The past 9 months I have had the pleasure and the privilege to work on one of holland's biggest websites, ANWB.nl. I had a lot of fun and learned a lot. I also had the pleasure to work with a great team and I thank you guys, you know how you are.
As this was the biggest jobs I have ever done, I will take the time to share my experience with you.
History ( or why )
ANWB had been working with a custom built cms and it began to show the wear and tear of being used and added to in too many years so they decided to go for a complete rebuild. What it lacked was a plan during the development phase was a master plan, so all of these nice features worked against each other. The worst thing was that is was slow ( and to me, that it produced really horrible front end code ).
First we researched on what kind of cms they needed. After some time we decided on Hippo, a dutch open source cms. This had some implications: as hippo does not come with a front end right out of the box, so we had to build one ourselves. The reason for that is obvious, once you look at it. Hippo manages content and does that really well. They let others serve that content so that they can focus on their job.
Techniques ( or what and how )
We built the front-end using apache cocoon, which turned the xml from hippo into decent (or so I think) xhtml. The XHTML is only about the structure, not about presentation or behavior. This helped us to built some really versatile and robust templates.
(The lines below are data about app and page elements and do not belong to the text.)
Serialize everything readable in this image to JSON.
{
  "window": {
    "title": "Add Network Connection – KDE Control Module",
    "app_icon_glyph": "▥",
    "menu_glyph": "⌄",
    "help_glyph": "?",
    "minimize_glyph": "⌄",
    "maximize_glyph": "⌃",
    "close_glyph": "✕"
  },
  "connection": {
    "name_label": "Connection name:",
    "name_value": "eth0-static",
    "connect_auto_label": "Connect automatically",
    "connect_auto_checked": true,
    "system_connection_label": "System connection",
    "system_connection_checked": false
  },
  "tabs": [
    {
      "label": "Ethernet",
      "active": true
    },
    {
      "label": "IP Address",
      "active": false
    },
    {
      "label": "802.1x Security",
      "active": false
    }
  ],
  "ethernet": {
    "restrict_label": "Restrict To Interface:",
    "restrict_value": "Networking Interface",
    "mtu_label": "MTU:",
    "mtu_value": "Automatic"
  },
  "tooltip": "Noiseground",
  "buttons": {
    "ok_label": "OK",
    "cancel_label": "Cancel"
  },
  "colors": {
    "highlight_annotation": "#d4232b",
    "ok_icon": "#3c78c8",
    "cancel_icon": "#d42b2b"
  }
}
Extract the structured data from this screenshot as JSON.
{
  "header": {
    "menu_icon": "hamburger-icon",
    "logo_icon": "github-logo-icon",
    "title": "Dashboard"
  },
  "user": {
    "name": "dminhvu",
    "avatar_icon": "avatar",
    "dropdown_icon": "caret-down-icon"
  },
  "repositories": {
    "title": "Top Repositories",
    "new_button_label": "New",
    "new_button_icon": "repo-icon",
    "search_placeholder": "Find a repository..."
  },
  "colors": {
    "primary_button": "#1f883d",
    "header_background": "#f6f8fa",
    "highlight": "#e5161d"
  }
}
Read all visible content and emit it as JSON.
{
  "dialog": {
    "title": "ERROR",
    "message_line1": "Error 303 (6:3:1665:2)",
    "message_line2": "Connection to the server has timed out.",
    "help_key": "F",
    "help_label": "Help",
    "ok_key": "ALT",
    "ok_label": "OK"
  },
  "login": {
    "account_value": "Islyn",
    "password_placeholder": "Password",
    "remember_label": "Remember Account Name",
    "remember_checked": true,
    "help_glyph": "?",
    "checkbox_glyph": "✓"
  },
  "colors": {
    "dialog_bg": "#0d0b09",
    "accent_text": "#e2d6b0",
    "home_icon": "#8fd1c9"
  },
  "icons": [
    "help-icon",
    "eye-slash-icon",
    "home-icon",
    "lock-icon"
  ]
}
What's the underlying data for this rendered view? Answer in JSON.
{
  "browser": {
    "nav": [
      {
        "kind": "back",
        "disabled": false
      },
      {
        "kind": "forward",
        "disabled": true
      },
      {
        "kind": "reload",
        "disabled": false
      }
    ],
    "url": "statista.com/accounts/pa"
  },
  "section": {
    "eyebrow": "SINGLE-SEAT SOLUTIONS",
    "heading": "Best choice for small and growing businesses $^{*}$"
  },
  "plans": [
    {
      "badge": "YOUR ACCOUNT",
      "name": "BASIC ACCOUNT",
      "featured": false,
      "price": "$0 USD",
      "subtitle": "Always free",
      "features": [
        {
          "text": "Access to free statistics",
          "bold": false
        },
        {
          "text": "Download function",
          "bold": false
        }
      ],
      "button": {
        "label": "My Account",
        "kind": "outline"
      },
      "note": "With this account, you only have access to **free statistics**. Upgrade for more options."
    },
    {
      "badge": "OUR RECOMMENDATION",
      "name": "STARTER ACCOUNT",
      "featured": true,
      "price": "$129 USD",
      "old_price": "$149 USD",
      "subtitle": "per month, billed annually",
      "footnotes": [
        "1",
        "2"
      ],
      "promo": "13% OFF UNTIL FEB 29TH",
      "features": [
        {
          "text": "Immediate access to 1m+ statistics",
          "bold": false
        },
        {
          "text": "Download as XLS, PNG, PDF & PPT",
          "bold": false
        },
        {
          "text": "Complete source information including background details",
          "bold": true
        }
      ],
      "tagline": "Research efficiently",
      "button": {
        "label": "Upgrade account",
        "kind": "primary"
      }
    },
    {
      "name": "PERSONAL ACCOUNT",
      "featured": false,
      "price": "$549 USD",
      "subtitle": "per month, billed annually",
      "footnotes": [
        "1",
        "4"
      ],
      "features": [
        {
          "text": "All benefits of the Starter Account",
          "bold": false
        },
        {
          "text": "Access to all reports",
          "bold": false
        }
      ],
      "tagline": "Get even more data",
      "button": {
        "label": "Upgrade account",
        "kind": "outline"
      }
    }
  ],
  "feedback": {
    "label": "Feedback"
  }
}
There are only 7 templates that serve several thousand pages, so versatile they had to be. Quit a few had some overhead in them that made it even more important that they were robust.
We also used cocoon and the yui compressor to concatenate and minify the js and css files, something that greatly reduced the number of http requests. It also gave us the freedom to write well documented code and seperate the code into a large number of small files. Each of those files is for something different : we got js files for small functions with half the filesize being comments. When we serve it to the customers, they only get one file instead of 50, without any comments in it which would only increase the file size.
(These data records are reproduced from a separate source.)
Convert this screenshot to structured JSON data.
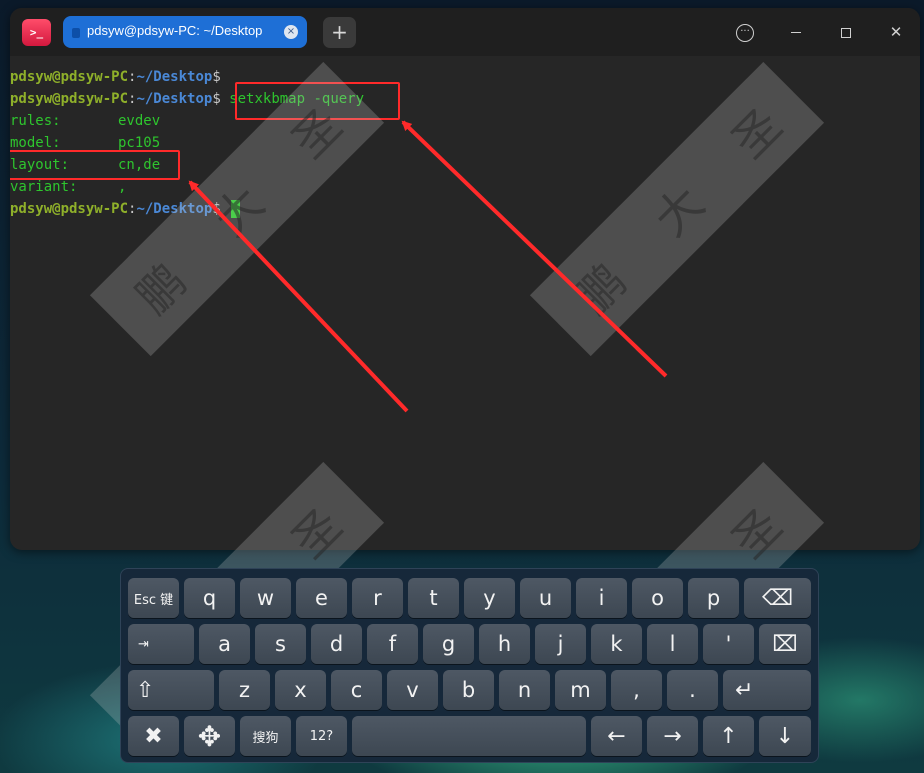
{
  "window": {
    "app_icon": ">_",
    "tab_title": "pdsyw@pdsyw-PC: ~/Desktop",
    "tab_close": "×",
    "new_tab": "+",
    "more": "···",
    "close": "✕"
  },
  "terminal": {
    "user_host": "pdsyw@pdsyw-PC",
    "colon": ":",
    "path": "~/Desktop",
    "dollar": "$",
    "command": " setxkbmap -query",
    "outputs": [
      {
        "key": "rules:",
        "value": "evdev"
      },
      {
        "key": "model:",
        "value": "pc105"
      },
      {
        "key": "layout:",
        "value": "cn,de"
      },
      {
        "key": "variant:",
        "value": ","
      }
    ]
  },
  "watermark": {
    "chars": [
      "鹏",
      "大",
      "圣"
    ]
  },
  "keyboard": {
    "row1": [
      "Esc 键",
      "q",
      "w",
      "e",
      "r",
      "t",
      "y",
      "u",
      "i",
      "o",
      "p",
      "⌫"
    ],
    "row2": [
      "⇥",
      "a",
      "s",
      "d",
      "f",
      "g",
      "h",
      "j",
      "k",
      "l",
      "'",
      "⌧"
    ],
    "row3": [
      "⇧",
      "z",
      "x",
      "c",
      "v",
      "b",
      "n",
      "m",
      ",",
      ".",
      "↵"
    ],
    "row4": [
      "✖",
      "✥",
      "搜狗",
      "12?",
      "",
      "←",
      "→",
      "↑",
      "↓"
    ]
  },
  "colors": {
    "annotation": "#ff2a2a",
    "prompt_user": "#8fb02a",
    "prompt_path": "#4a88d6",
    "output_text": "#2ec52e",
    "tab_active": "#1e6fd6"
  }
}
The html was one of the most important bits of the site, as all of the other stuff (css and js) can't work well with it. The XHTML is one of the most important parts of the front end design, as it is the base upon the other two (CSS and js) work upon. It was refined during several revisions as requirements got clearer. It is one of the >aspects of this project that I am proudest of.
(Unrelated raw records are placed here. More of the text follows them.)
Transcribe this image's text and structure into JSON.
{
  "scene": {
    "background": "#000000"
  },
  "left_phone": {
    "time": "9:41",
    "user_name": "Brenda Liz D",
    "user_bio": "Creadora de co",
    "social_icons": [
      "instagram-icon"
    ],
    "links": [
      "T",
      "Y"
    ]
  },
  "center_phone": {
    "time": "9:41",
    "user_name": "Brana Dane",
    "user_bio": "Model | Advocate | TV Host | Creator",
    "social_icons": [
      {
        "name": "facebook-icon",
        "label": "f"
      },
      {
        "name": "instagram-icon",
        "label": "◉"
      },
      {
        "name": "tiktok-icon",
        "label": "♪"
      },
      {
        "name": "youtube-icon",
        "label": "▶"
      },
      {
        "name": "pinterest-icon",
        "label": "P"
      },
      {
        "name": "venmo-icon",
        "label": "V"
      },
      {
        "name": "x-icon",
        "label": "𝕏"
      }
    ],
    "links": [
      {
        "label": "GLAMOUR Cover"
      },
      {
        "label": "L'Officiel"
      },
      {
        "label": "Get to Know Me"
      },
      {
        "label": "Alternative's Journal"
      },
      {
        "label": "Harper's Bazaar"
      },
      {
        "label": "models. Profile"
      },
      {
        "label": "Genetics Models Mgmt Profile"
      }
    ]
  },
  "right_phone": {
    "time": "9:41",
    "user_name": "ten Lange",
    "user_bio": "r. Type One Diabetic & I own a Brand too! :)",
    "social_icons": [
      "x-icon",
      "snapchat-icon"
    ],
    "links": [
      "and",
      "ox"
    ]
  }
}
It is valid xhtml 1.0 transitional and as semantically correct as possible. So : no
.redborder2px classes in the css or superfluous div's (thinking of a large dutch bank...). Not everything is perfect, but most of these things come from third parties, so they are out of our control. The bad thing is that some of these (banners and iframes) multiply our loading time by an x-factor, but alas, that is the real world for you.
Everything should work in all major browsers (we did a variation of the yahoo browser support). In fact the development started on firefox and safari on a mac and IE testing started only after 4 months of building.
Now if we only could educate the editors how to write proper markup, but alas. That is one of the disadvantages of a real world job: you never know how people will use it.
The CSS is also as valid as possible, though it is not completely valid, as we used various CSS versions, as well as some IE specific stuff. The IE declarations are all nicely tucked away in its own conditional stylesheet and no more than the absolute minimum of declarations were used. quite a feat for such a large site...
As an idealist I wanted to rewrite those so called applications, but as a pragmatist I didn't (at some urging from the project manager). The cost would have outweighted the benefits but hopefully some will be rewritten in a proper fashion soon.
At the end of the project we can look at some nice results, the total amount of http requests has gone dramatically down. We started with as much as 15 external css files and 10 external js files, which we reduced to one. We also managed to get rid of all of the inline styles and scripts as well as tables for layout. With that we reduced to average filesize of a html page from 170kb to 25kb, something that speeds things up for our customers.
As we took all of the presentation and behavior out of the structure, the resulting pages are more flexible : so maintenance should benefit from this.
Thanks ( or whom )
Last but not least thanks to Gilles Ruppert for editing my post.